Looking through statistics is a little like mining: Sometimes you find something different than what you were looking for originally.
In this case, I was looking through the TCAP (Transitional Colorado Assessment Program) scores that are used by the state to assess reading levels among elementary students. I give these about the same credence I would the veracity of the voter rolls of Cook County, Ill., but I assumed they could shed a little light on student achievement.
Instead, I noticed an interesting notation next to the percent of students reading at an acceptable level. It was the term “poverty rate,” given as a percentage.
When I started checking various schools here in Mesa County, I was surprised to see results that didn’t jibe with my observations. For instance, Shelledy Elementary in Fruita was showing a poverty rate among students of almost 40 percent. Four in ten households in the Fruita area, living in poverty?
But that was nothing. When I checked the rate at Nisley Elementary, it showed a poverty rate of 79.5 percent. Eight of ten households in the area around that school living in poverty seemed far from right.
I wondered how they determined this definition of poverty and found this slightly defensive notation: “Poverty rate refers to the number of students in a school or district who are eligible for federal meal assistance. It is a widely used indicator of student poverty.”
So it seems that if a child’s family qualifies for a subsidized school lunch based on the family income, the child and the family are living in poverty.
This is an important number to school districts, since it allows them to receive payment from the government for the child’s lunch or a portion of the meal’s cost. But that’s not all.
School finance funding is conducted with a formula that involves coming up with a per-pupil revenue amount and, according to my friends at the Education Policy Center of the Independence Institute, this figure can be affected upward by the number of students who are considered to be “at risk.” The number at risk is partially computed by how many students qualify for reduced lunches.
Additionally, federal Title I funding, which is given to high poverty schools, also uses this number as a method to allocate funding.
So what are the standards to determine poverty in a student’s family?
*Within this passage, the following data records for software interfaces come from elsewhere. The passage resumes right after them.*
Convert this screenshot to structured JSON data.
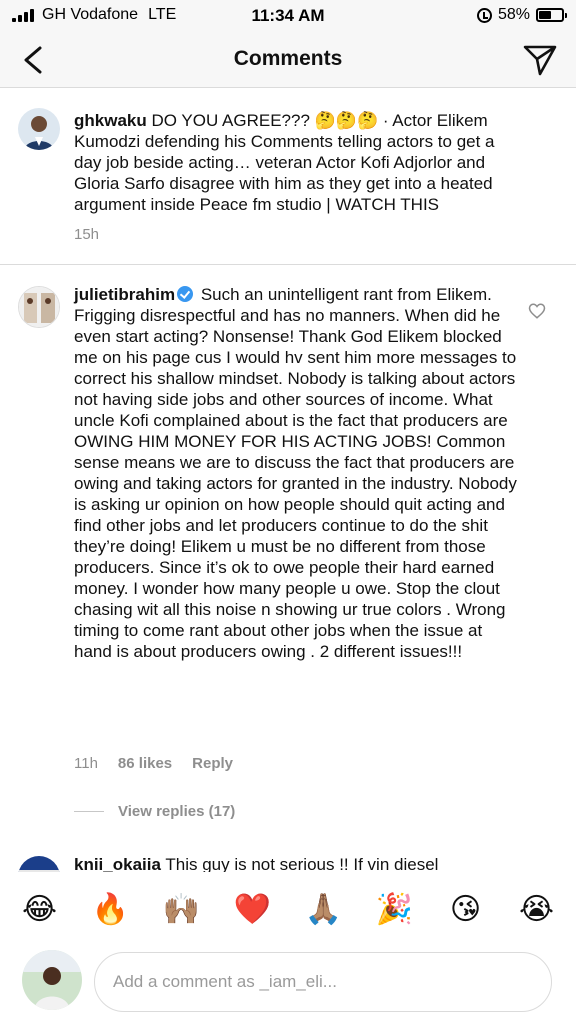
{
  "status_bar": {
    "carrier": "GH Vodafone",
    "network": "LTE",
    "time": "11:34 AM",
    "battery": "58%",
    "battery_level": 0.58
  },
  "header": {
    "title": "Comments"
  },
  "caption": {
    "username": "ghkwaku",
    "text": "DO YOU AGREE??? 🤔🤔🤔 · Actor Elikem Kumodzi defending his Comments telling actors to get a day job beside acting… veteran Actor Kofi Adjorlor and Gloria Sarfo disagree with him as they get into a heated argument inside Peace fm studio | WATCH THIS",
    "time": "15h"
  },
  "comment": {
    "username": "julietibrahim",
    "text": "Such an unintelligent rant from Elikem. Frigging disrespectful and has no manners. When did he even start acting? Nonsense! Thank God Elikem blocked me on his page cus I would hv sent him more messages to correct his shallow mindset. Nobody is talking about actors not having side jobs and other sources of income. What uncle Kofi complained about is the fact that producers are OWING HIM MONEY FOR HIS ACTING JOBS! Common sense means we are to discuss the fact that producers are owing and taking actors for granted in the industry. Nobody is asking ur opinion on how people should quit acting and find other jobs and let producers continue to do the shit they’re doing! Elikem u must be no different from those producers. Since it’s ok to owe people their hard earned money. I wonder how many people u owe. Stop the clout chasing wit all this noise n showing ur true colors . Wrong timing to come rant about other jobs when the issue at hand is about producers owing . 2 different issues!!!",
    "time": "11h",
    "likes": "86 likes",
    "reply": "Reply",
    "view_replies": "View replies (17)"
  },
  "next_comment": {
    "username": "knii_okaiia",
    "text": "This guy is not serious !! If vin diesel"
  },
  "emoji_bar": [
    "😂",
    "🔥",
    "🙌🏽",
    "❤️",
    "🙏🏽",
    "🎉",
    "😘",
    "😭"
  ],
  "composer": {
    "placeholder": "Add a comment as _iam_eli..."
  },
  "colors": {
    "verified": "#3897f0",
    "meta_text": "#8e8e8e",
    "divider": "#dbdbdb"
  }
}
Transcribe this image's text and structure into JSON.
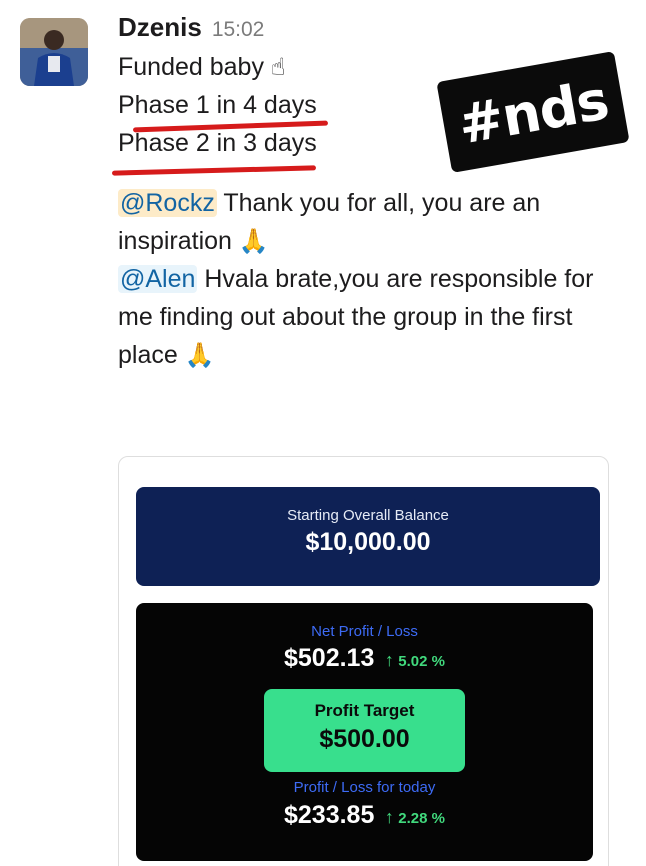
{
  "message": {
    "author": "Dzenis",
    "time": "15:02",
    "line1": "Funded baby",
    "line1_emoji": "☝",
    "line2": "Phase 1 in 4 days",
    "line3": "Phase 2 in 3 days",
    "mention1": "@Rockz",
    "mention1_text": " Thank you for all, you are an",
    "mention1_text2": "inspiration ",
    "pray_emoji": "🙏",
    "mention2": "@Alen",
    "mention2_text": " Hvala brate,you are responsible for",
    "mention2_text2": "me finding out about the group in the first",
    "mention2_text3": "place "
  },
  "sticker": {
    "text": "#nds"
  },
  "dashboard": {
    "starting_label": "Starting Overall Balance",
    "starting_value": "$10,000.00",
    "net_label": "Net Profit / Loss",
    "net_value": "$502.13",
    "net_pct": "5.02 %",
    "target_label": "Profit Target",
    "target_value": "$500.00",
    "today_label": "Profit / Loss for today",
    "today_value": "$233.85",
    "today_pct": "2.28 %",
    "arrow": "↑"
  },
  "colors": {
    "annotation_red": "#d61b1b",
    "balance_navy": "#0e2155",
    "target_green": "#38df8d",
    "mention_blue": "#1264a3"
  }
}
Generally, to qualify for a reduced-price meal for a child in a family of four, the federal government appears to put the number at less than about $41,000 per year.
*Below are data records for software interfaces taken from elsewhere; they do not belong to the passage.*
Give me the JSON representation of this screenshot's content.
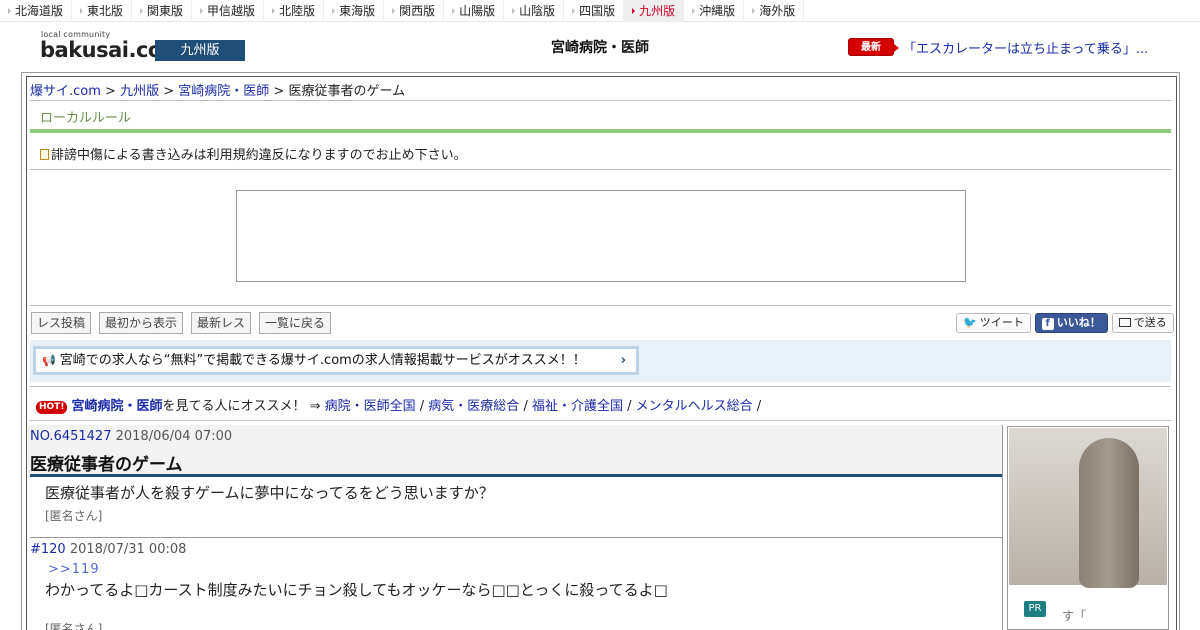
{
  "regions": [
    {
      "label": "北海道版",
      "active": false
    },
    {
      "label": "東北版",
      "active": false
    },
    {
      "label": "関東版",
      "active": false
    },
    {
      "label": "甲信越版",
      "active": false
    },
    {
      "label": "北陸版",
      "active": false
    },
    {
      "label": "東海版",
      "active": false
    },
    {
      "label": "関西版",
      "active": false
    },
    {
      "label": "山陽版",
      "active": false
    },
    {
      "label": "山陰版",
      "active": false
    },
    {
      "label": "四国版",
      "active": false
    },
    {
      "label": "九州版",
      "active": true
    },
    {
      "label": "沖縄版",
      "active": false
    },
    {
      "label": "海外版",
      "active": false
    }
  ],
  "header": {
    "logo_small": "local community",
    "logo_main": "bakusai.com",
    "region_badge": "九州版",
    "page_heading": "宮崎病院・医師",
    "news_badge": "最新NEWS",
    "news_link": "「エスカレーターは立ち止まって乗る」..."
  },
  "breadcrumb": {
    "home": "爆サイ.com",
    "region": "九州版",
    "board": "宮崎病院・医師",
    "sep": " > ",
    "current": "医療従事者のゲーム"
  },
  "local_rule": "ローカルルール",
  "notice": "誹謗中傷による書き込みは利用規約違反になりますのでお止め下さい。",
  "buttons": {
    "post": "レス投稿",
    "from_start": "最初から表示",
    "latest": "最新レス",
    "back": "一覧に戻る"
  },
  "share": {
    "tweet": "ツイート",
    "like": "いいね！",
    "send": "で送る"
  },
  "promo": "宮崎での求人なら“無料”で掲載できる爆サイ.comの求人情報掲載サービスがオススメ！！",
  "hot": {
    "badge": "HOT!",
    "name": "宮崎病院・医師",
    "text": "を見てる人にオススメ！ ⇒ ",
    "links": [
      "病院・医師全国",
      "病気・医療総合",
      "福祉・介護全国",
      "メンタルヘルス総合"
    ],
    "sep": " / "
  },
  "post": {
    "no": "NO.6451427",
    "date": "2018/06/04 07:00",
    "title": "医療従事者のゲーム",
    "body": "医療従事者が人を殺すゲームに夢中になってるをどう思いますか？",
    "author": "[匿名さん]"
  },
  "reply": {
    "no": "#120",
    "date": "2018/07/31 00:08",
    "anchor": ">>119",
    "body": "わかってるよ□カースト制度みたいにチョン殺してもオッケーなら□□とっくに殺ってるよ□",
    "author": "[匿名さん]"
  },
  "side_ad": {
    "pr": "PR",
    "text": "す「"
  },
  "colors": {
    "brand_blue": "#1f4e79",
    "active_region": "#d1002a",
    "local_rule_green": "#8fc97a",
    "hot_red": "#d40000"
  }
}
While that’s not a high wage, I expect there are a number of people on the Western Slope who would not feel particularly poverty-stricken in that circumstance. But you see, that doesn’t matter because it’s not really about families. It’s about breaking populations into victim groups for political and funding reasons.
There is political benefit, for some, in breaking communities along socioeconomic and class lines to use government resources to build a voting population. By rupturing Americans into disparate groups of class, race or income, it allows political operatives to assemble constituencies suddenly dependent upon the classification and the group that created it.
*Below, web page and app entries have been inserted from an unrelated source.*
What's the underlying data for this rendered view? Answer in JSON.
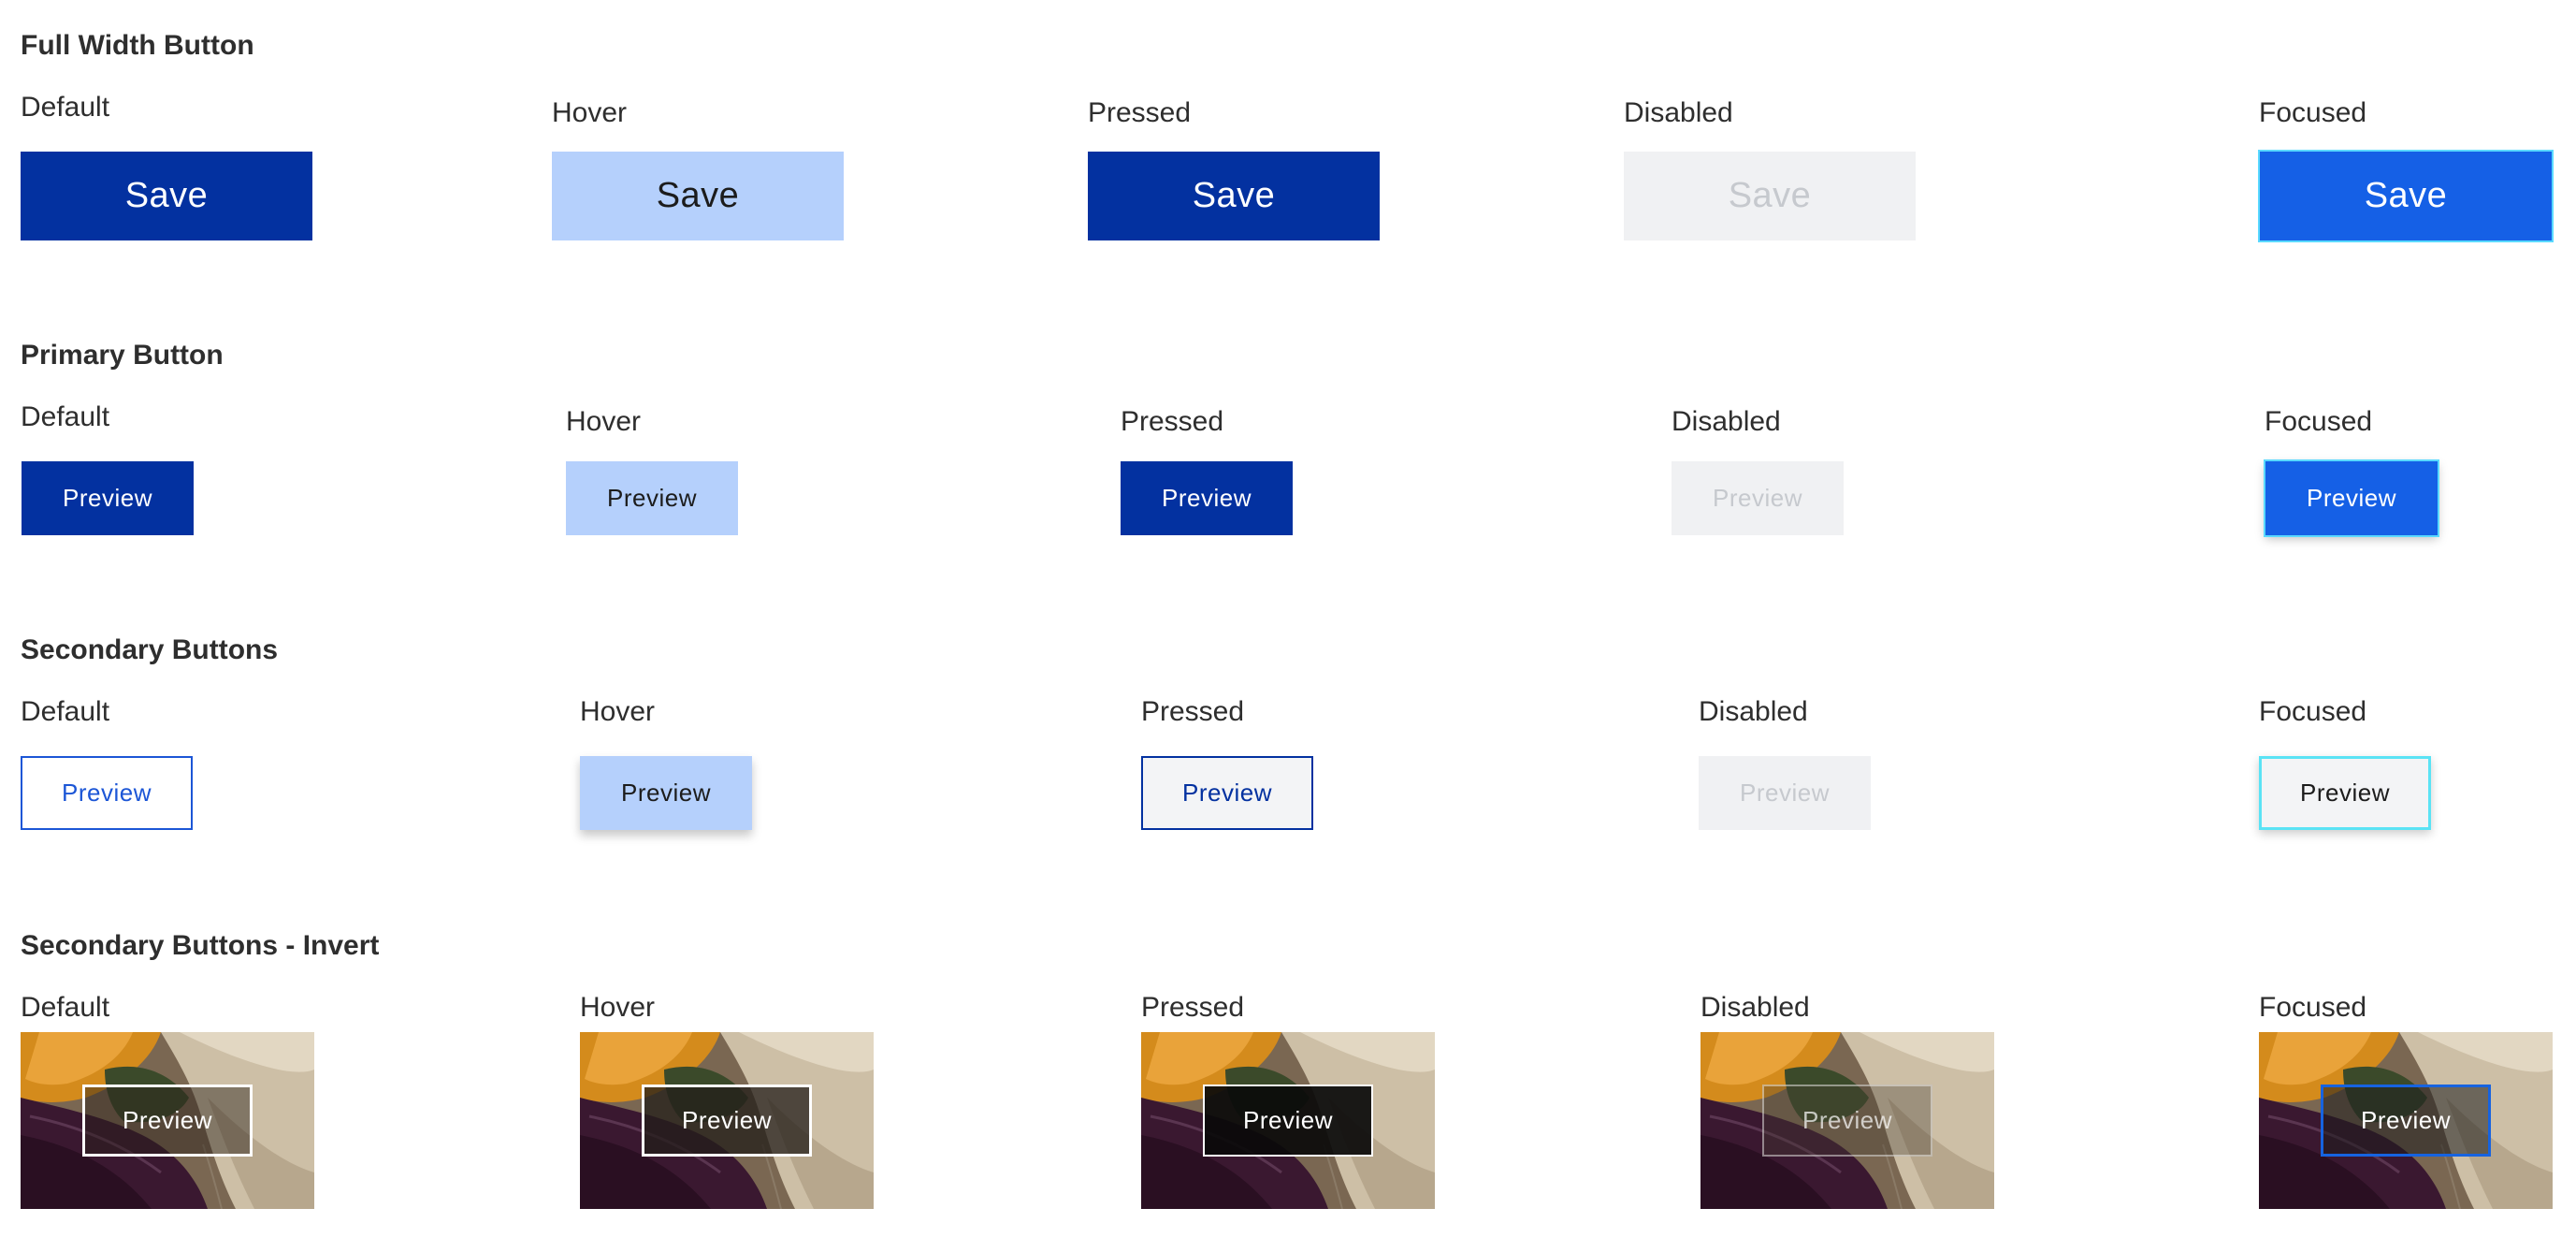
{
  "states": {
    "default": "Default",
    "hover": "Hover",
    "pressed": "Pressed",
    "disabled": "Disabled",
    "focused": "Focused"
  },
  "sections": {
    "full_width": {
      "title": "Full Width Button",
      "button_label": "Save"
    },
    "primary": {
      "title": "Primary Button",
      "button_label": "Preview"
    },
    "secondary": {
      "title": "Secondary Buttons",
      "button_label": "Preview"
    },
    "secondary_invert": {
      "title": "Secondary Buttons - Invert",
      "button_label": "Preview"
    }
  },
  "colors": {
    "primary_default": "#0331a0",
    "hover": "#b5d0fc",
    "disabled_bg": "#f0f1f3",
    "focused": "#1560e6",
    "focus_ring": "#5ad9ff",
    "secondary_outline": "#1c56d6"
  }
}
It permits the maker to split once-homogenous communities into antagonistic factions by purchasing loyalty from one at the expense of another.
Institutions then find ways to use the classifications for economic benefit, since, by having a definition of victimized or at-risk groups as broad as possible, it allows the institution to access resources that have been allocated for populations that are constantly growing as definitions broaden.
Other than the body politic, the real victims of these programs are the deserving poor. The numbers of the truly poor and their benefits continue to be diluted by constantly expanding definitions that drag more families into classes to receive benefits from the government, no matter how small, to create a voting coalition.
Such are the results of Chop-O-Matic politics, where the aim is to slice Americans into more and more groups until all shared identity and sense of America is lost and, where once there was a nation, there remains only a government.
Rick Wagner writes more on politics at his blog, The War on Wrong.